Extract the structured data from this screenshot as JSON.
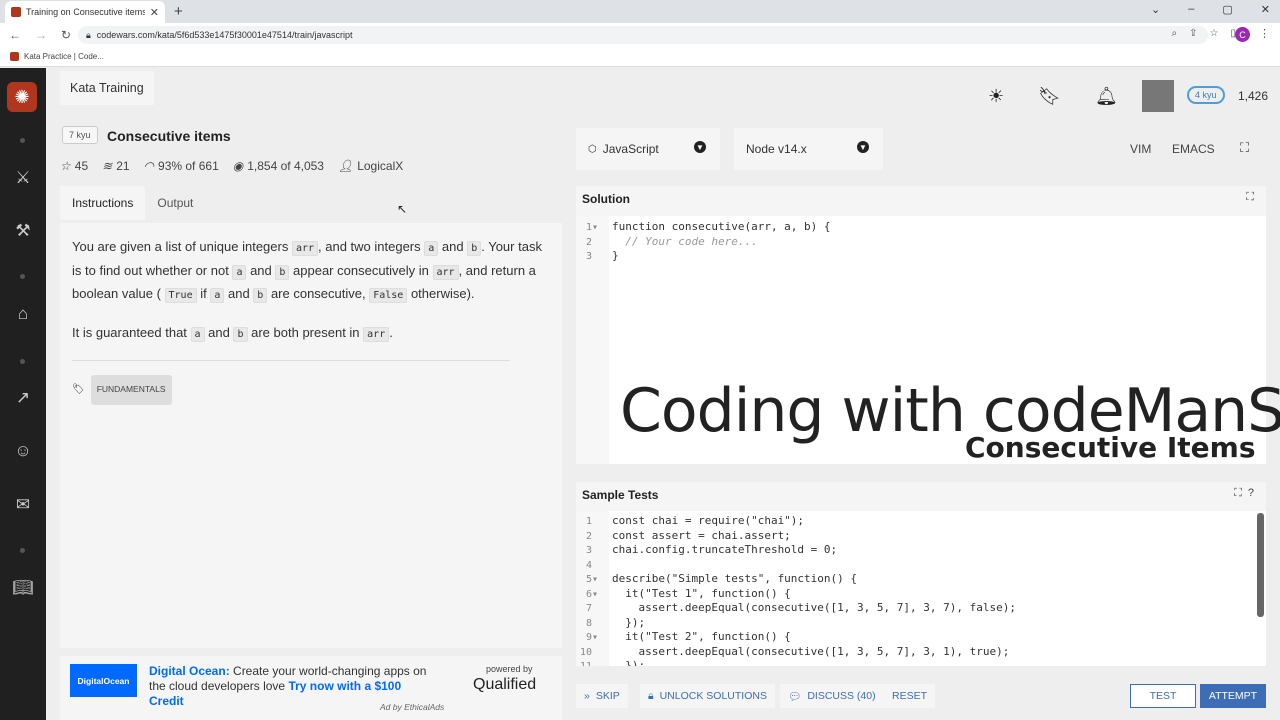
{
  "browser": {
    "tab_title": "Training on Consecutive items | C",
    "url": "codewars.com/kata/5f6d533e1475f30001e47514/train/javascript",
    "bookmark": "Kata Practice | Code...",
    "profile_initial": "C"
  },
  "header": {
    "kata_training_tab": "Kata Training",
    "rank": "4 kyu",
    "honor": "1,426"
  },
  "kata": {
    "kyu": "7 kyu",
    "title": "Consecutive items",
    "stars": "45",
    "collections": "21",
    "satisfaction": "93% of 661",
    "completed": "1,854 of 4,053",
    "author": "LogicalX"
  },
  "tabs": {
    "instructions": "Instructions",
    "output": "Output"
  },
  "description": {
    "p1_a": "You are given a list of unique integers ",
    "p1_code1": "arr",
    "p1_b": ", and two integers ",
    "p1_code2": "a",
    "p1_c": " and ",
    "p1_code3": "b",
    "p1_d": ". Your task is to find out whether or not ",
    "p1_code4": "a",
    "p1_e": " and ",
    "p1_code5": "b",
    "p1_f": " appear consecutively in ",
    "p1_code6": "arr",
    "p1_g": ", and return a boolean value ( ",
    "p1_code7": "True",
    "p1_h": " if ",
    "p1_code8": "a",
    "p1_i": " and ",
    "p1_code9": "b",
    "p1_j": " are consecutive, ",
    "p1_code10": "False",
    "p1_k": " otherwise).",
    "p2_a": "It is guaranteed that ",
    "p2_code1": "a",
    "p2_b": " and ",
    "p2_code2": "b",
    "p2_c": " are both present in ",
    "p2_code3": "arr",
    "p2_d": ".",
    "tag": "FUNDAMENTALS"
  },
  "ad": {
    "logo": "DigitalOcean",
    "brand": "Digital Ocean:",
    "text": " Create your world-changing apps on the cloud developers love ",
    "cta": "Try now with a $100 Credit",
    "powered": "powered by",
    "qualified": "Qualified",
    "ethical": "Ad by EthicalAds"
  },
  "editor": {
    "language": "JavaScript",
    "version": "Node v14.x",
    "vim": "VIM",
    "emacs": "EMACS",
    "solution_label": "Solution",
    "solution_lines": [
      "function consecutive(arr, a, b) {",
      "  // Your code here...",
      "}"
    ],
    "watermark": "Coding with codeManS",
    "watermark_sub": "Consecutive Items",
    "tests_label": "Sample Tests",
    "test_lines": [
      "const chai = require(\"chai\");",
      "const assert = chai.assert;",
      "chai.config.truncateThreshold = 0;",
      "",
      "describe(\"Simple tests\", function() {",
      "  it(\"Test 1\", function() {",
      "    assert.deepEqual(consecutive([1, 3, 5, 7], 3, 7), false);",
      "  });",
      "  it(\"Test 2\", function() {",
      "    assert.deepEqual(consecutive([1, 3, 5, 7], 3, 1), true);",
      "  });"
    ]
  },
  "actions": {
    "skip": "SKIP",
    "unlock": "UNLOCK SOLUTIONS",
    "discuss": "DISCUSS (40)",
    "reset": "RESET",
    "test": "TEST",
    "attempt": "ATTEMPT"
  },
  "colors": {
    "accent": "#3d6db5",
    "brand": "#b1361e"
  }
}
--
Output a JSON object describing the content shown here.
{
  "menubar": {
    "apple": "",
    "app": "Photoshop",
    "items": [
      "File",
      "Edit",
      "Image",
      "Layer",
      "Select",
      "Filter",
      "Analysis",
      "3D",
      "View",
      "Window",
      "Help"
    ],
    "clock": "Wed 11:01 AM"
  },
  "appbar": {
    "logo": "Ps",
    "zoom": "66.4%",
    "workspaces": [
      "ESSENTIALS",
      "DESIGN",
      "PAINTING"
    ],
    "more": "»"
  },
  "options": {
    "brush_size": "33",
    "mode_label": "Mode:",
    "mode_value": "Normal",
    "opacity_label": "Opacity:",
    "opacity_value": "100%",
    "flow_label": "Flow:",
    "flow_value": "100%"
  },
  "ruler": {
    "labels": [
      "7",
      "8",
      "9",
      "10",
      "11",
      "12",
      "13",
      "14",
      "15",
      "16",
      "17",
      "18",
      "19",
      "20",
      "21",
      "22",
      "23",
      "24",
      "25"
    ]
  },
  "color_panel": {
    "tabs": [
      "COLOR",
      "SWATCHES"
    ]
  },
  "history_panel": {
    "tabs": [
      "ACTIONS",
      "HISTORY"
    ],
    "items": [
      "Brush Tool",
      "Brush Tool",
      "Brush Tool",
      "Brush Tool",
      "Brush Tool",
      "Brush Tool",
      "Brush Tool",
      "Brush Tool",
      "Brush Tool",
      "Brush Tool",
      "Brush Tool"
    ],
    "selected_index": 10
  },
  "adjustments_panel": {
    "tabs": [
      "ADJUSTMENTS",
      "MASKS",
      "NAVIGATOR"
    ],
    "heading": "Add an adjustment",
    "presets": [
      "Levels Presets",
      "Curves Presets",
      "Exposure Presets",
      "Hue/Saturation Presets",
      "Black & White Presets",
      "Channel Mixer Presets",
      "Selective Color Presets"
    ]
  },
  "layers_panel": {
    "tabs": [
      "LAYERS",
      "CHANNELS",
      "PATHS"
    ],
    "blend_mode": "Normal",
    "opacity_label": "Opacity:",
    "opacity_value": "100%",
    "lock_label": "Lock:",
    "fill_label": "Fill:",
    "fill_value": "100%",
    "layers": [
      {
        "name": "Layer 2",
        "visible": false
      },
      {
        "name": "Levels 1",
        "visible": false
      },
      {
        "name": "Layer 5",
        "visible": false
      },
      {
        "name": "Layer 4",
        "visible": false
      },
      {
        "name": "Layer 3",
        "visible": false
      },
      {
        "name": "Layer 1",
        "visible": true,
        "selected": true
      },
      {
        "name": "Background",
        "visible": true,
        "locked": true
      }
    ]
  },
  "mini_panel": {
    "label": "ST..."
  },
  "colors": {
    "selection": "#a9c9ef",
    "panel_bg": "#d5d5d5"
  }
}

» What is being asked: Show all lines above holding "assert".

» Output for this task:
      "const assert = chai.assert;",
      "    assert.deepEqual(consecutive([1, 3, 5, 7], 3, 7), false);",
      "    assert.deepEqual(consecutive([1, 3, 5, 7], 3, 1), true);",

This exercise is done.